Now is the time for listening and for conversation, for planning, for assessing what’s working and what’s not. We could be asking employees for their opinions on working from home, whether it’s preferable and more productive than the office. The reality is any lockdown easing in May will be minimal, but it could be enough to make a difference for those struggling mentally at home.

Until we have clarity as to which sectors will benefit from reduced lockdown measures, businesses should refrain from framing any external communication around a return to sales or business as usual and keep in mind that ‘usual’ may be very different to what it was previously.

3) Relevance

Questions you should have been asking yourselves throughout this crisis, which remain relevant for the next phase are:

  • Are your products or services more relevant than ever before?
  • Are your products as relevant as they were before?
  • Are your products less relevant than usual?
  • Are they not relevant at all?

For each category the focus should stay close to empathy and utility, but utility is absolutely critical for those who into the final two categories. How many of you reading this have received an out of the blue email from a company you don’t even remember making a booking with? Chances are you won’t even open it, and if curiosity got the better of you despite the avalanche of information bombarding your inboxes, you’d be pretty aggrieved if you didn’t find something genuinely useful or interesting.

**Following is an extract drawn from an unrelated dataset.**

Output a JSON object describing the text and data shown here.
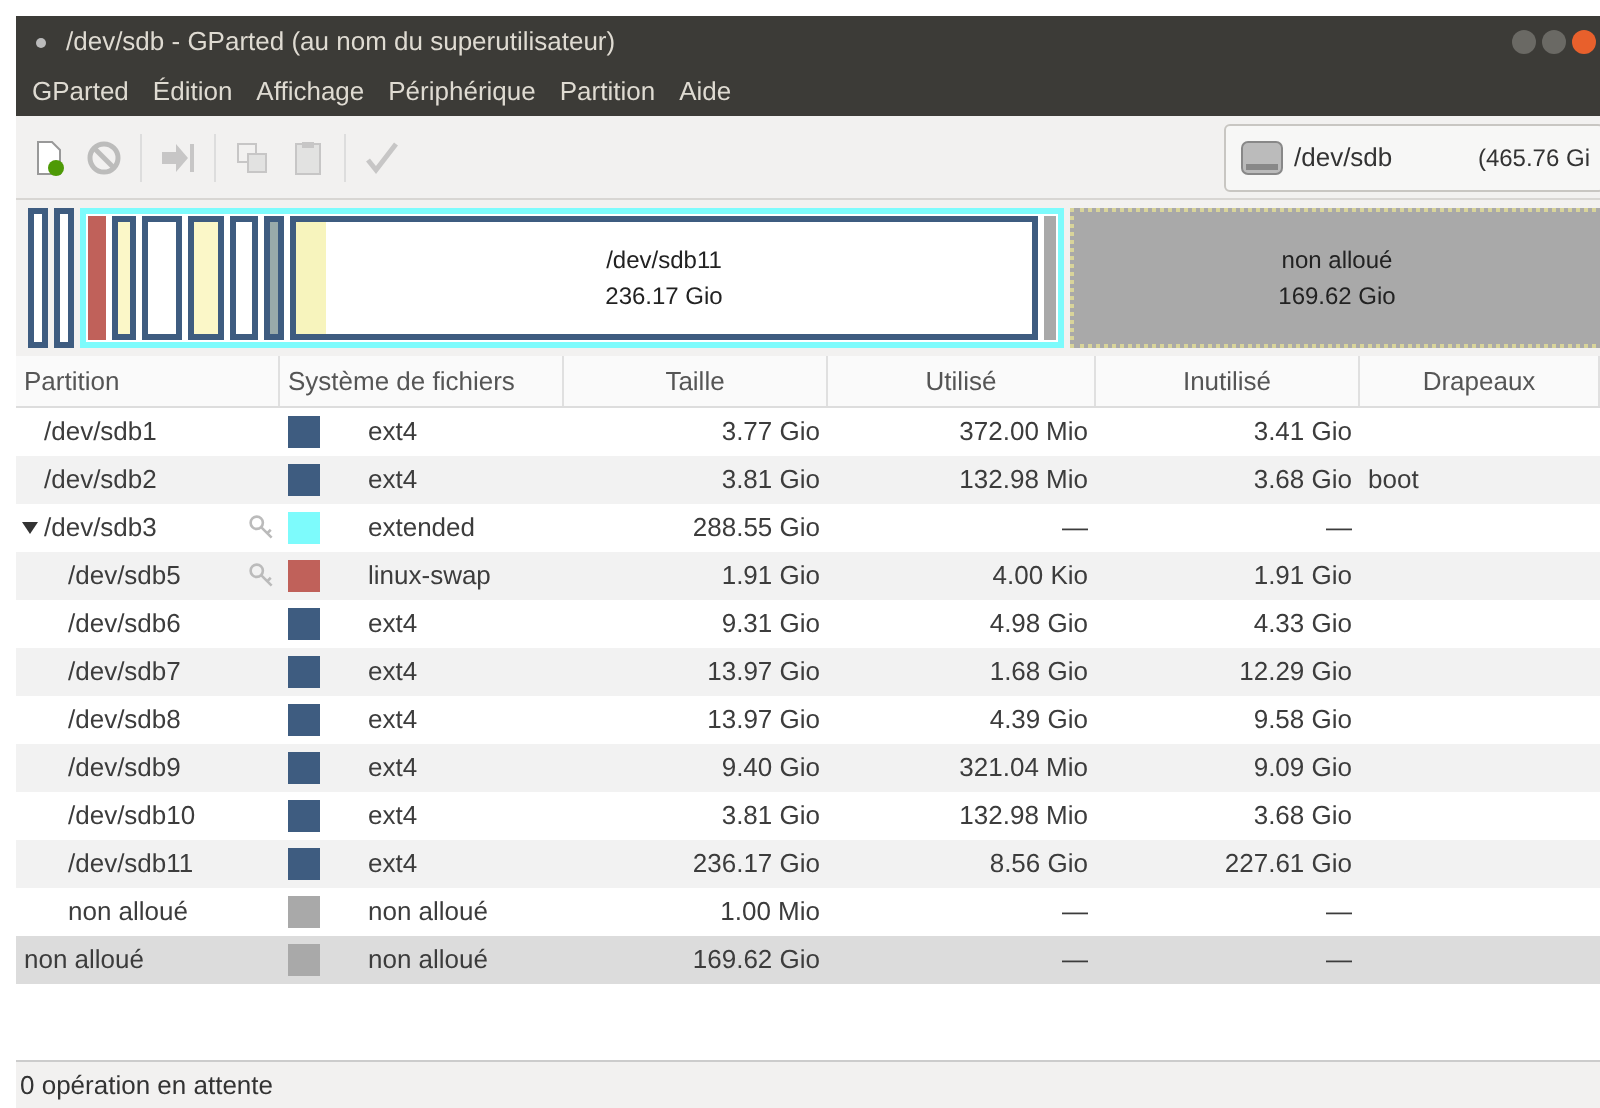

If your business isn’t relevant at this time, there is a way to communicate.

Use this time to support suppliers, customers or good causes. You can be an informed set of eyes and direct your audience’s attention to your favourite brewery or restaurant trying to survive through a delivery service, the designer you outsource your creative work to who’s lost business, or the charities helping the most disadvantaged.

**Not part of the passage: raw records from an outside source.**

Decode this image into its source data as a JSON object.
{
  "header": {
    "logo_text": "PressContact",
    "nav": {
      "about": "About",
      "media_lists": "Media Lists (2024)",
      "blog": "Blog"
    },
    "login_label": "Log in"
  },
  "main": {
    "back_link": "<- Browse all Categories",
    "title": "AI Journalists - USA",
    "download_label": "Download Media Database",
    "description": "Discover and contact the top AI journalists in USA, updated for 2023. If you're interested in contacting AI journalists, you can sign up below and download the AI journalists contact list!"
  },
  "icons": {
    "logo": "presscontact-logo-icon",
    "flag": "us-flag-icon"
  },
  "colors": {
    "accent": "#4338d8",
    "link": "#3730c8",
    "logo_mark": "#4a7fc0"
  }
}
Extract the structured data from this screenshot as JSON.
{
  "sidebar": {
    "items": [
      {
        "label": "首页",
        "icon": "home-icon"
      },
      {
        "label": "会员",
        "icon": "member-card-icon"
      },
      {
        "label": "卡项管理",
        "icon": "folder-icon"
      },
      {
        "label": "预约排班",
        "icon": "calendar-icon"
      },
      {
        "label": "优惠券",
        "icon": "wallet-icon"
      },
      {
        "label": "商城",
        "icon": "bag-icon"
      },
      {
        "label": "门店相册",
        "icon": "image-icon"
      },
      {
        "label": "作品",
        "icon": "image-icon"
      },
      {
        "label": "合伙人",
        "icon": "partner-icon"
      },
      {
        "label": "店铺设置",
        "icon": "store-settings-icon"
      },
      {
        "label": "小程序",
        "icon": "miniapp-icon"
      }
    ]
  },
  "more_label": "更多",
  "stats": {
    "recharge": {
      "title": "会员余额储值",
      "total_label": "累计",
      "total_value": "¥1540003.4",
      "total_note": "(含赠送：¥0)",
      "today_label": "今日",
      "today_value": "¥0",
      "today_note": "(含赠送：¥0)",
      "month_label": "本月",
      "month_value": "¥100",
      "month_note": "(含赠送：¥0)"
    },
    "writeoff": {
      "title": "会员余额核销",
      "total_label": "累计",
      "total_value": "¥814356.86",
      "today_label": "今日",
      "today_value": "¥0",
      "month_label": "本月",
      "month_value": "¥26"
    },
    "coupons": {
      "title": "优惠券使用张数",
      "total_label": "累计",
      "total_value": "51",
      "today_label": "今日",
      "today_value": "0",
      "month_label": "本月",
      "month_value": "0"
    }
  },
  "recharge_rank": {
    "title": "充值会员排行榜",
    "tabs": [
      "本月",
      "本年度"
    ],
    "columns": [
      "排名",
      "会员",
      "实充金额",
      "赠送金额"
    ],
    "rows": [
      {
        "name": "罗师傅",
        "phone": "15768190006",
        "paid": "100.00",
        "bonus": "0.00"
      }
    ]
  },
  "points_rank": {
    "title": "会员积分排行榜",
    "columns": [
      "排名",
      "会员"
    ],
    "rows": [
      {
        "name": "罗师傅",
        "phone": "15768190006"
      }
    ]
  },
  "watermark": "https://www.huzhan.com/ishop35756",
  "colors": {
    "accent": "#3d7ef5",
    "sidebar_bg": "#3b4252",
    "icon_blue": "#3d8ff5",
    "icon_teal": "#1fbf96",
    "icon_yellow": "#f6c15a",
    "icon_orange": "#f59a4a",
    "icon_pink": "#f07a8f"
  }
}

Former British Prime Minister Margaret Thatcher famously once said that ‘there is no such thing as society’. Take the opposite of that as true during this crisis and you’ll leave yourself in a strong position at the other end of the tunnel.

The UK has suffered more than most during the pandemic, one restaurant chain has proved particularly effective at communicating despite fitting into the least relevant category.

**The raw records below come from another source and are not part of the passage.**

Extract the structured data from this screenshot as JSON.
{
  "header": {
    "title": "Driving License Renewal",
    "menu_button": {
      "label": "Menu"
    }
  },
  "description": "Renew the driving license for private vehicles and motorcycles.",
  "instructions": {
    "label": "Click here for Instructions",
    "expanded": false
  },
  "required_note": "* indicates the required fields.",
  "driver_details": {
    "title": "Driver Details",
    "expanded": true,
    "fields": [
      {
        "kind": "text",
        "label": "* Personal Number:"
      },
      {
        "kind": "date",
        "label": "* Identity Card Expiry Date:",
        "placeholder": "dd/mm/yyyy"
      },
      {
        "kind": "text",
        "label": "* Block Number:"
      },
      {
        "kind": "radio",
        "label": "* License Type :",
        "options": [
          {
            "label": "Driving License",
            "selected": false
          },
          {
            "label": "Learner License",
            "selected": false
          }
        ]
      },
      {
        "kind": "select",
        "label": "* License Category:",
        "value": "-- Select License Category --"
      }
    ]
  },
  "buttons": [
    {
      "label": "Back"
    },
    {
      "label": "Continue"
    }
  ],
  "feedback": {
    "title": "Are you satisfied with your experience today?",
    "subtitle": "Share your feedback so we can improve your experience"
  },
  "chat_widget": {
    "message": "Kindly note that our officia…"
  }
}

Read a recent email they sent out here.


Final word from our Culture Manager

The necessities of self-isolation have hit the globe with a pause button, a rare opportunity to switch gears and experience life a little differently. As an avid Instagrammer I’m always keeping an eye on the cultural zeitgeist. So, I thought I’d summarise some interesting self-isolation induced trends.

Baking – not only do Australians have a lot of time on their hands, they seem to have a lot of dough on their hands too. The inviting smell of baked goods is wafting through the streets (and through my Instagram feed). And in many ways, this is unsurprising. Recent research has illuminated the power of culinary therapy! The meditative effects that cooking and baking can have on a person have been recognised as a legitimate form of treatment for those suffering from mental health conditions.

Zoom – Zoom isn’t just the sound I make when I run to the kitchen for dinner, it’s also the virtual meeting channel that’s facilitating meetings and parties worldwide. Recently, iconic Australian comedian Hamish Blake has been sneaking his way into dozens of meetings, with participants secretly sending him meeting IDs so he can jump in and gently prank the attendees.

More pet time! – pets everywhere are quietly thrilled to have their owners spending more time at home. With ‘Quarantine Games’ trending on twitter, people are coming up with creative ways to keep engaged during self-isolation – and the best ones involve pets.

We have “cat cricket” – involving a cat defending a cardboard box from a ping pong ball…

And this remarkable pug stacking pringles.

Credit: (Twitter/mikewarburton)

Keep it up, pets of the world! You’re helping your humans through some challenging times!